The Jewish Home party is concerned that Prime Minister Binyamin Netanyahu intends to defuse enactment of the Overrule Clause that would under specified conditions allow the Knesset to re-enact laws that the Supreme Court has ruled out.
Jewish Home claims that after bombastic statements coming from Netanyahu in the week following Passover, the whole process is now completely stalled.
In light of this, party Chairman Naftali Bennett decided to promote the bill independently, in hopes for a majority in the Ministerial Committee on Legislation which would force the entire government to advance the issue.
The proposal to be raised seeks a broad-based Overrule Clause, according to which the Knesset will be able to re-enact a law that was rejected by the Supreme Court with a majority of 61 Knesset members.
The coalition faction head meeting that convened to discuss supporting the Overrule Clause adjourned with an agreement that legislation on the issue would be advanced during the Knesset's summer session.
However, the meeting was not attended by Kulanu Chairman and Finance Minister Moshe Kahlon, who was abroad.
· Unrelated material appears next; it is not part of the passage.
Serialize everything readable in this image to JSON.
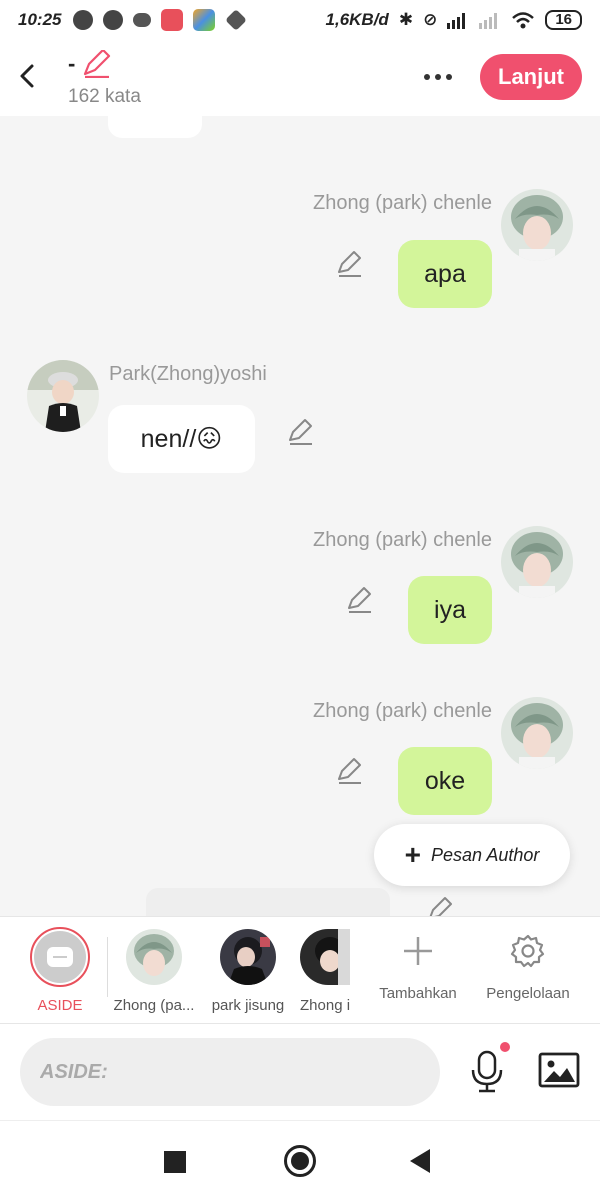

Party leaders are to meet with Kahlon today to hear his opinion on the subject. It was also agreed at the meeting that in parallel with continued discussions, Netanyahu will meet soon with Supreme Court Chief Justice Esther Hayut.
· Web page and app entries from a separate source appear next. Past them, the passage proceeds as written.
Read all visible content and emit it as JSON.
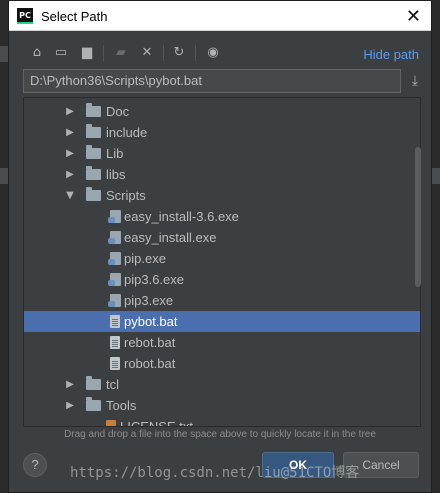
{
  "dialog": {
    "title": "Select Path",
    "app_icon_text": "PC",
    "close_glyph": "✕"
  },
  "toolbar": {
    "hide_path_label": "Hide path",
    "icons": [
      "home-icon",
      "desktop-icon",
      "project-folder-icon",
      "new-folder-icon",
      "delete-icon",
      "refresh-icon",
      "show-hidden-icon"
    ]
  },
  "path": {
    "value": "D:\\Python36\\Scripts\\pybot.bat"
  },
  "tree": {
    "items": [
      {
        "label": "Doc",
        "type": "folder",
        "expanded": false
      },
      {
        "label": "include",
        "type": "folder",
        "expanded": false
      },
      {
        "label": "Lib",
        "type": "folder",
        "expanded": false
      },
      {
        "label": "libs",
        "type": "folder",
        "expanded": false
      },
      {
        "label": "Scripts",
        "type": "folder",
        "expanded": true
      },
      {
        "label": "easy_install-3.6.exe",
        "type": "exe"
      },
      {
        "label": "easy_install.exe",
        "type": "exe"
      },
      {
        "label": "pip.exe",
        "type": "exe"
      },
      {
        "label": "pip3.6.exe",
        "type": "exe"
      },
      {
        "label": "pip3.exe",
        "type": "exe"
      },
      {
        "label": "pybot.bat",
        "type": "file",
        "selected": true
      },
      {
        "label": "rebot.bat",
        "type": "file"
      },
      {
        "label": "robot.bat",
        "type": "file"
      },
      {
        "label": "tcl",
        "type": "folder",
        "expanded": false
      },
      {
        "label": "Tools",
        "type": "folder",
        "expanded": false
      },
      {
        "label": "LICENSE.txt",
        "type": "license"
      }
    ]
  },
  "hint": "Drag and drop a file into the space above to quickly locate it in the tree",
  "buttons": {
    "help": "?",
    "ok": "OK",
    "cancel": "Cancel"
  },
  "watermark": "https://blog.csdn.net/liu@51CTO博客",
  "colors": {
    "background": "#3c3f41",
    "selection": "#4b6eaf",
    "link": "#589df6",
    "ok_button": "#365880"
  }
}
Knesset Member Bezalel Smotrich (Jewish Home) has not been convinced of Netanyahu's serious intention to pass the Overrule Clause. "Netanyahu's test if he really wants to pass the Overrule Clause or just use it as an excuse to advance elections will be whether today at the end of the party leaders' meeting he instructs passage of the Overrule Clause in ministerial committee this week," he said previously.
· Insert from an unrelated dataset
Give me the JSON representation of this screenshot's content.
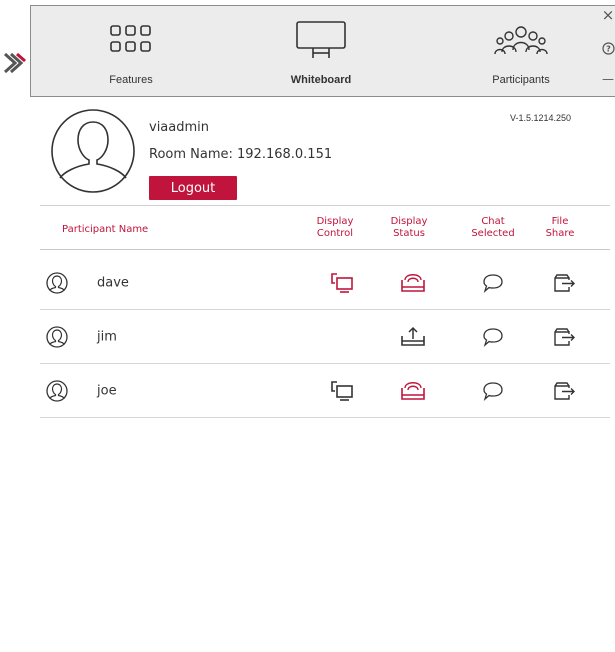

Smotrich is on record saying that if Netanyahu does not fight to advance the clause, "the failure to deport the infiltrators will be on his head.
"If he adjourns the party leaders' meeting with a rationalization and says as long as there are no prior agreements he won't start to legislate in practice, it shows that it was all a poor excuse for elections," Smotrich said.